DATASET: Begin

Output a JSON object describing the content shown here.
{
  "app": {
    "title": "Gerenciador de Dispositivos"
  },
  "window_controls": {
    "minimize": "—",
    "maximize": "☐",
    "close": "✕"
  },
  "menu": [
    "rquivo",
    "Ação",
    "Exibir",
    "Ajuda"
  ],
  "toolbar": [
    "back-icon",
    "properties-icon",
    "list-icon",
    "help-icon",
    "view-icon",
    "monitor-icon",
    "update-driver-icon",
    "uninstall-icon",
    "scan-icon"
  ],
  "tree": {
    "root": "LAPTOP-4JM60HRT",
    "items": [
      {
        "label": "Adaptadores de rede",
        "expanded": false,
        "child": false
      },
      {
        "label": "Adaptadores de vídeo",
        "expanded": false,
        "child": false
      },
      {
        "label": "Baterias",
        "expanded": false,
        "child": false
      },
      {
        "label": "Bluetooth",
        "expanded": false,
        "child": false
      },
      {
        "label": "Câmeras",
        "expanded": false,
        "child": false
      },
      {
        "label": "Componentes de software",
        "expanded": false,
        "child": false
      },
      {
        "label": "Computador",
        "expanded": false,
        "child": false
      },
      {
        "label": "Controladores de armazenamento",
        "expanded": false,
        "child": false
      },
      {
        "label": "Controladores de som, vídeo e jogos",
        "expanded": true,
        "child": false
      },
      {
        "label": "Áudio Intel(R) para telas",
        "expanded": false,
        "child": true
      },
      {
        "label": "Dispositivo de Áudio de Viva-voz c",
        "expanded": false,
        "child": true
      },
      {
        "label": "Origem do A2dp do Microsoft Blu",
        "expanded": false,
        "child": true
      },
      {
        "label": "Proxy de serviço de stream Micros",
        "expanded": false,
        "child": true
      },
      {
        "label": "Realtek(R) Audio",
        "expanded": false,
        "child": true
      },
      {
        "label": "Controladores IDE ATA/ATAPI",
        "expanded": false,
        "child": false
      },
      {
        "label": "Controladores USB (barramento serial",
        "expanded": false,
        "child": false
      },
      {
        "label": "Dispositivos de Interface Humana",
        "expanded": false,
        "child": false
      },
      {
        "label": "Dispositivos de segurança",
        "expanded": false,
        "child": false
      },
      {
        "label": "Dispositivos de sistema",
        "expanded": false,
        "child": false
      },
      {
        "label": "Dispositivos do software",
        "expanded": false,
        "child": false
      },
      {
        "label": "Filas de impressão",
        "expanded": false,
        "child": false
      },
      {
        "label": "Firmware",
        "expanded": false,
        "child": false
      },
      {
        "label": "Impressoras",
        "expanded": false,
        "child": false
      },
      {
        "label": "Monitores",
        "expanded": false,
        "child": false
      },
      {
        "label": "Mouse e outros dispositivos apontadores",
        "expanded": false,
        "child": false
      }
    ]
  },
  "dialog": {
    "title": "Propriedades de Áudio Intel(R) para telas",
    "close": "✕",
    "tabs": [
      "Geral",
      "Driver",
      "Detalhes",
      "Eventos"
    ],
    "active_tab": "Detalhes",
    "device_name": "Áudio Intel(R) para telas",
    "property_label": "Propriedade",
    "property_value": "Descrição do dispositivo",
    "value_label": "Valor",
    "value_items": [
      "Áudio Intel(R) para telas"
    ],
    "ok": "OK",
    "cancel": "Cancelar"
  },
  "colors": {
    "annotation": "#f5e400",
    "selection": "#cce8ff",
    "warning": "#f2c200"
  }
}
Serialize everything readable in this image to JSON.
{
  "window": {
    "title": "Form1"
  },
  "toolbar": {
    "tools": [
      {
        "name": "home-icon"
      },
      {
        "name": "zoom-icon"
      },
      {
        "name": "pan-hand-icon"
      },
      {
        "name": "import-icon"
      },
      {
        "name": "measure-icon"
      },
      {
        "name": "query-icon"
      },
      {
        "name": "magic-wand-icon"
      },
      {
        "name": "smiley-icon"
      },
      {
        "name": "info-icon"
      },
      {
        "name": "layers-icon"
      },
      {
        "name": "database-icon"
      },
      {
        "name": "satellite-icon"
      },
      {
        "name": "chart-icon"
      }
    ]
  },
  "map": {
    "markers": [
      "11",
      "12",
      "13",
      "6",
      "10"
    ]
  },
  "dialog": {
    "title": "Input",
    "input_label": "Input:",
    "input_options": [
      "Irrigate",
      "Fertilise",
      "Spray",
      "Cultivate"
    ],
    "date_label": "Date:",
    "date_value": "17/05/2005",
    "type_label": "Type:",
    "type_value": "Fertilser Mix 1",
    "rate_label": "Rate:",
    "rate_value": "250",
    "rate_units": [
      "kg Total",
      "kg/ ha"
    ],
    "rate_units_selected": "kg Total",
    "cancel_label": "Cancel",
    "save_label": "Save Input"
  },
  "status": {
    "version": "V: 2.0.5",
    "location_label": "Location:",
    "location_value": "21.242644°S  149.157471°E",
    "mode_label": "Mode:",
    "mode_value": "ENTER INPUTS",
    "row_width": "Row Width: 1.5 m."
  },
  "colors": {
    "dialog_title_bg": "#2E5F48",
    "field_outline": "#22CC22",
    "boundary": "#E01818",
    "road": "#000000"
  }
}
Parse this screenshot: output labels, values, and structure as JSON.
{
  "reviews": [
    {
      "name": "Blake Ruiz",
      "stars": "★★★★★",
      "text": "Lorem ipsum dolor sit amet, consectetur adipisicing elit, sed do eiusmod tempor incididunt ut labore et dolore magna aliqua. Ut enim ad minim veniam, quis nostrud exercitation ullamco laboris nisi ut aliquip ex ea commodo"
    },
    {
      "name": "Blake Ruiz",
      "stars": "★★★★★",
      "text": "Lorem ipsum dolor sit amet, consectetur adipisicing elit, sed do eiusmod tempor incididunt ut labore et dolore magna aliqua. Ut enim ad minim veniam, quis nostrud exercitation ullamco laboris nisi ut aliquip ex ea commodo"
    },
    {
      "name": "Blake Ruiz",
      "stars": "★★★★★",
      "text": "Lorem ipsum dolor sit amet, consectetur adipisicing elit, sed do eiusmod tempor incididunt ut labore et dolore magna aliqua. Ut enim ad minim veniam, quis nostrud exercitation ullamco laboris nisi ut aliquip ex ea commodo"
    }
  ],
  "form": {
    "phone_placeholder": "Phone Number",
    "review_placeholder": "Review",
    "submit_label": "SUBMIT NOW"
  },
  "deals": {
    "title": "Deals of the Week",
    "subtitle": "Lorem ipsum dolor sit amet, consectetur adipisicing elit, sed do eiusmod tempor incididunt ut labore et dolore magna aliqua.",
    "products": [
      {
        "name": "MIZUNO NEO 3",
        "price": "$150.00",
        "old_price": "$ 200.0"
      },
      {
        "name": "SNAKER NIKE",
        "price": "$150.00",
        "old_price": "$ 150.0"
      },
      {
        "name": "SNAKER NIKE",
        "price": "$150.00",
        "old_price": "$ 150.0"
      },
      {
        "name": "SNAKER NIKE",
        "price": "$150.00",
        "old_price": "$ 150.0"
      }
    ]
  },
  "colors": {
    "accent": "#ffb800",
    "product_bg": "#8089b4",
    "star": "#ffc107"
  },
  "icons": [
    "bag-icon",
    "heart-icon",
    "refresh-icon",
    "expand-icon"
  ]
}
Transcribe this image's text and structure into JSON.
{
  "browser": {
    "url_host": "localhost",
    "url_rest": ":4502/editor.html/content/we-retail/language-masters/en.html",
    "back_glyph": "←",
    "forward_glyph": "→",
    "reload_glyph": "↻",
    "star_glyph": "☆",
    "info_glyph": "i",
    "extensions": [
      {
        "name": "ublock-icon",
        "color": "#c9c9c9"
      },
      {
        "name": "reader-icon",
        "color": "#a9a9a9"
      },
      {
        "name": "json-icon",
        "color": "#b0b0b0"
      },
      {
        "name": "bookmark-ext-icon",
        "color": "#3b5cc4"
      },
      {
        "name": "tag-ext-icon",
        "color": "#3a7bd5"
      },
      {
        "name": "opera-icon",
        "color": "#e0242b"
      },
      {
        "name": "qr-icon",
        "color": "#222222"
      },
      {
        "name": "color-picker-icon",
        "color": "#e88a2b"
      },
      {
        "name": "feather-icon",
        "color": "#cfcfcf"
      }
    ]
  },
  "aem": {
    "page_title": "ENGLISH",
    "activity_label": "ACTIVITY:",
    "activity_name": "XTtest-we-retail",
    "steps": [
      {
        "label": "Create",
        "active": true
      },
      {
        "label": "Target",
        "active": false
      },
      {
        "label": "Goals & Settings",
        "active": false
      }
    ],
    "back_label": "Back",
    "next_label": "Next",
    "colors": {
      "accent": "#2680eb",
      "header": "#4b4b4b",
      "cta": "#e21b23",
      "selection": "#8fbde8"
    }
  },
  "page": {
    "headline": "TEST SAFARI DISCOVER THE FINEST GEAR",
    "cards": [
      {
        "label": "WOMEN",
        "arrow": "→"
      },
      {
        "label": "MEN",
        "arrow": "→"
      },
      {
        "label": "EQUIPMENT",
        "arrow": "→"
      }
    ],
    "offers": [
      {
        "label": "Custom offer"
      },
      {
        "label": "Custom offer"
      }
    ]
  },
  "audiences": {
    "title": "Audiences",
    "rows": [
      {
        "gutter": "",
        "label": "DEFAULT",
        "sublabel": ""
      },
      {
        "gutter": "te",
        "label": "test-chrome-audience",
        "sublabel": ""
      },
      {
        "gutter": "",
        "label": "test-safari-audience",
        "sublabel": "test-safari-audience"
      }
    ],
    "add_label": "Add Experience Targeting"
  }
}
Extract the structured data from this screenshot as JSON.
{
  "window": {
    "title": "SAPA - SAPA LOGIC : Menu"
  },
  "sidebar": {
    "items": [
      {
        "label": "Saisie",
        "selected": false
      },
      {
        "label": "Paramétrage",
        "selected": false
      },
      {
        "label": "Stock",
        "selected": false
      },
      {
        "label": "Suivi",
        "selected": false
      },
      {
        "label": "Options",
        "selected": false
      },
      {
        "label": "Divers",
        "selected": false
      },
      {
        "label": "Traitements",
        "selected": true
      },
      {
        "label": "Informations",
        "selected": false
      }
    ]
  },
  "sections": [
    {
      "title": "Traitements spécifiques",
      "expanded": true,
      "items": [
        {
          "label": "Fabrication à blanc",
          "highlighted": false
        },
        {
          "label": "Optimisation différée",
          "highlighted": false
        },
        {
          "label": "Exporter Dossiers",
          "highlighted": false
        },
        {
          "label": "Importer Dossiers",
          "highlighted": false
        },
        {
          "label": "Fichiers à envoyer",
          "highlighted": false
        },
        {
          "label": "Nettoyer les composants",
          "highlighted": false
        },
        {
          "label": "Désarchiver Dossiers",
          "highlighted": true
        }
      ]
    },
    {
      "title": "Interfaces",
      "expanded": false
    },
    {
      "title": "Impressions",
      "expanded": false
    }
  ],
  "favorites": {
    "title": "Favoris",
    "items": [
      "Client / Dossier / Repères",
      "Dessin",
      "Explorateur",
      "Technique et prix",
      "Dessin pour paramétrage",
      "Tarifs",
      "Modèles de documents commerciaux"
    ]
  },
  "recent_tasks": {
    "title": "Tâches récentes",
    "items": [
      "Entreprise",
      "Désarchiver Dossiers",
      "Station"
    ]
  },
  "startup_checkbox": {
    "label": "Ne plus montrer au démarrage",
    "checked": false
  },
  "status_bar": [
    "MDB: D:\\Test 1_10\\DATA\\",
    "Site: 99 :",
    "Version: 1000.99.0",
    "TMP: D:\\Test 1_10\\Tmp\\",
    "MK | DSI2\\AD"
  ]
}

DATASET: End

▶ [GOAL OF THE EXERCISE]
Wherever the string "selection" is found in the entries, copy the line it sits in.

▶ [EXERCISE RESPONSE]
    "selection": "#cce8ff",
      "selection": "#8fbde8"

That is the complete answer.